        I will try and give a simple implication of why ramp angle is important in a post soon. For now, it relates to muscle power, balance and the ability of the defences to protect the lower limb.

      3. This is standard flak in many forums intended to obfuscate and distract away from the real issues. I haven’t gotten to offering an explanation for why shank angle is important and especially why it should similar in most people. Is it exactly the same for everyone? I don’t know. As far as I know, no one has done the studies. Is shank angle important? Absolutely. That is why studies need to be done. But studies need to be done by those who are putting ramp in their products with absolutely no consistency or continuity. If one is designing and selling a product, they should know how and why it affects the user.

  2. After one of the recent WC races,Hirscher,who is known as a stickler when it comes to equipment made the cryptic remark that he changed his “Schwerpunkt” (German for COM) between the first and second run. He went further into detail by saying he took a big risk by turning ” so many screws”BTW on the new Atomic boots you can adjust the boot board angle.

    1. Yes, and since the radius of every turn is different, he stops and changes skis at every gate and uses a different boot for every every run of every race. I have also heard that he never walks the same. Sometimes, he walks backwards, sometimes he walks in circles, sometimes he z-zags, sometimes he walks on his hands. Sometimes, he even bounces on his head. And you what, it is all the same. Everyone in the world is different. No one walks the same. But there is absolutely no difference. One way of walking is equally as good as another.

      Stance in skiing is the same. Everyone is different. Some ski with their ankles straight. Some ski with their knees touching their ski tips. All stances are equally good. That is the great thing about skiing. Every and any technique is personal. All stances and technique are equally good.

      1. Of course ramp is important. The old concept that heel lifts are the greatest thing that ever happened to female skiers is crazy making. The true problem with this and a huge number of blanket statements about ski equipment is that it’s not evidence based. I applaud you if you are willing to look for evidence to back up any of your multiple ideas.

      2. “The true problem with this and a huge number of blanket statements about ski equipment is that it’s not evidence based. I applaud you if you are willing to look for evidence to back up any of your multiple ideas.”

        I am with you every step of the way on this one.

        The big problem in skiing is that people just seem to make up stuff without even offering a theory on how it works or without even offering a plausible explanation. Worse, people seem to buy into questionable premises. The heel lift gimmick was one. It made no sense. Elevating the heel, reduces dorsiflexion and substantially reduces EC contractile force.
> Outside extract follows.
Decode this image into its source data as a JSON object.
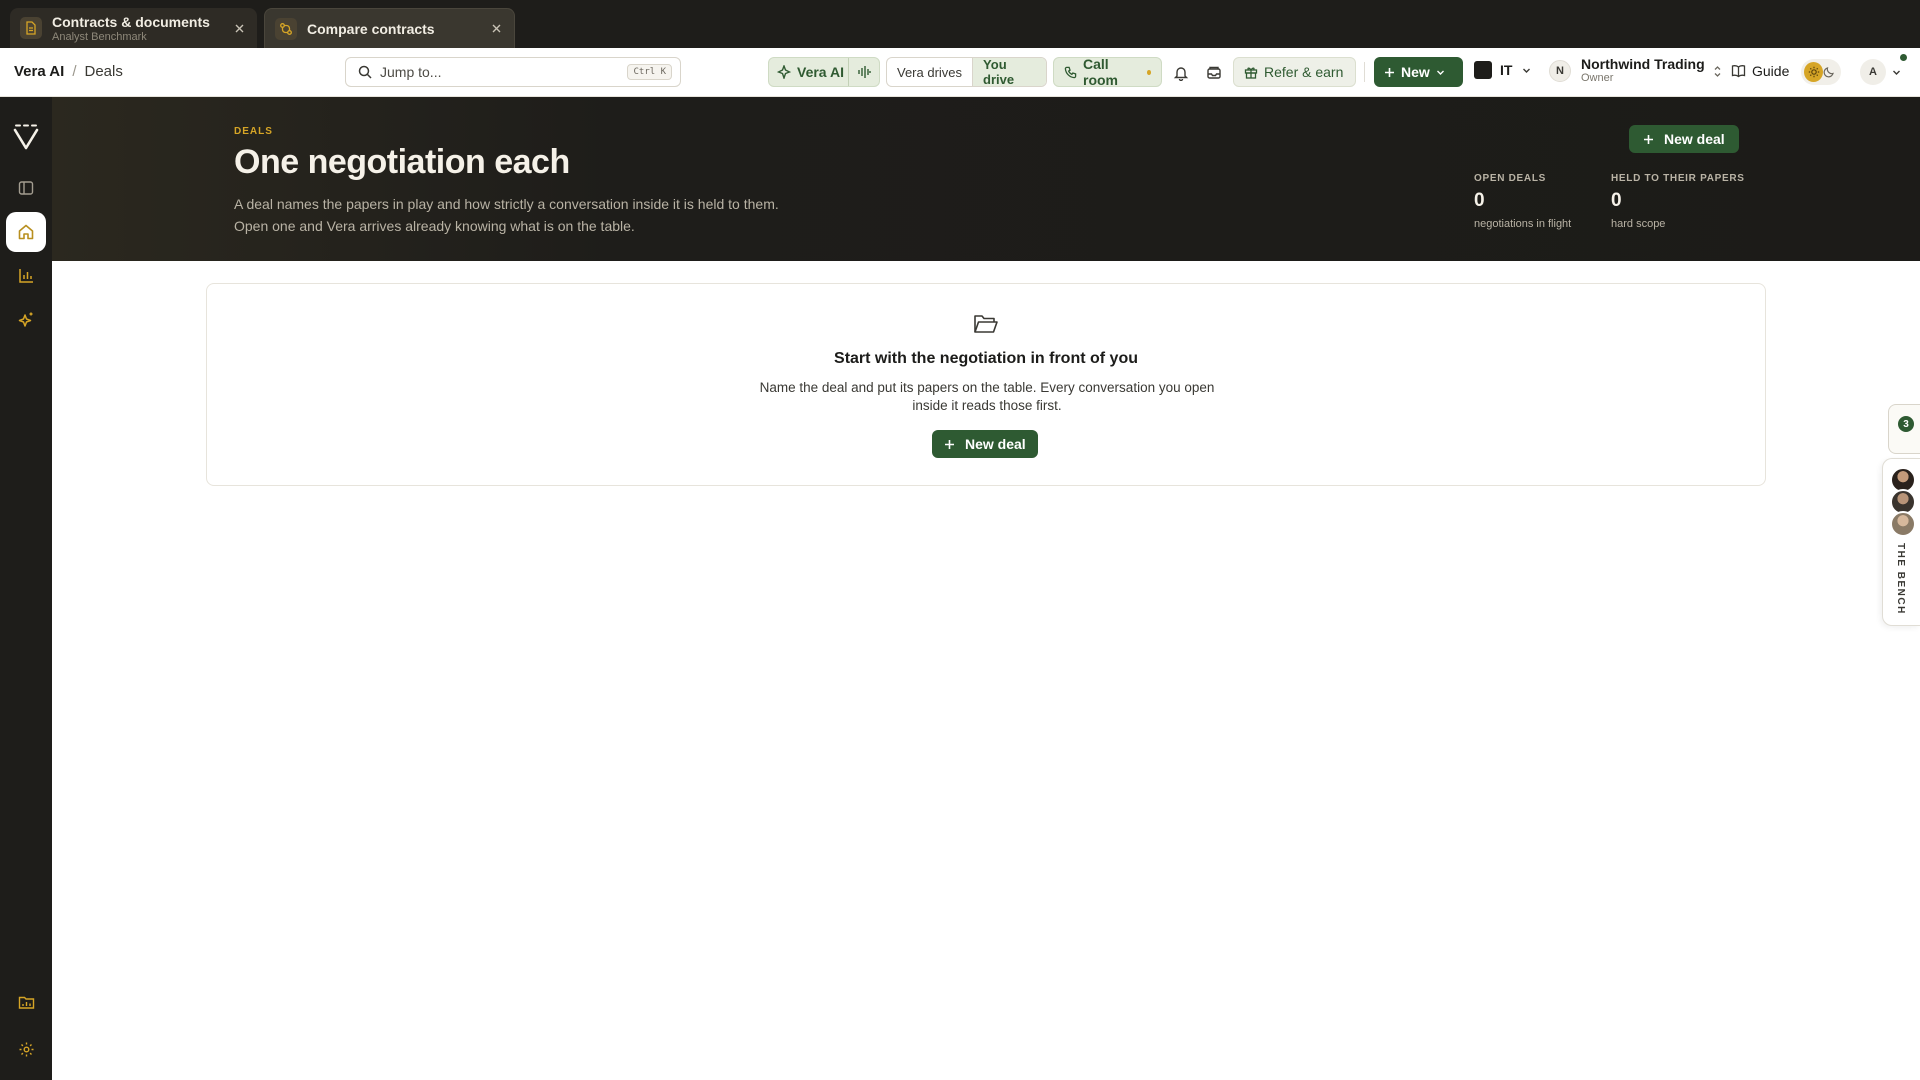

        When I was asked by Steve Podborski in 1983 to try and design a new ski boot I was unwilling to go forward in 1991 until we engaged scientists to conduct studies to validate my hypothetical model. Yes, it was based on applied science because that is the classic approach. But a theory is exactly that until proven in vivo which it was. The conclusions also need to meet the test of being reproducible.

        One of the issues our studies looked at was the effect of shank angle on muscle power. We didn’t have the funds or technology to perform the kinds of studies that can be done today. But we got enough data to show that preventing the shin from acquiring the optimal shank angle greatly reduced eccentric muscle power of the triceps surae complex. Evidence is now emerging from studies done in other fields that can be extrapolated to skiing. But studies need to be done and the industry needs to perform them or at least fund them. Until this happens, subjective studies are the only option. I will qualify this by stating that it has been my experience that no matter how much glowing lab results one has, if an elite athlete says it doesn’t work for them then it doesn’t work, PERIOD.

  3. What are your thoughts on mogul skiers that put in (sometime quite large) heel lifts to allow them to keep a straighter back while absorbing the bumps? Same effect as a weightlifting shoe in a squat…

Comments are closed.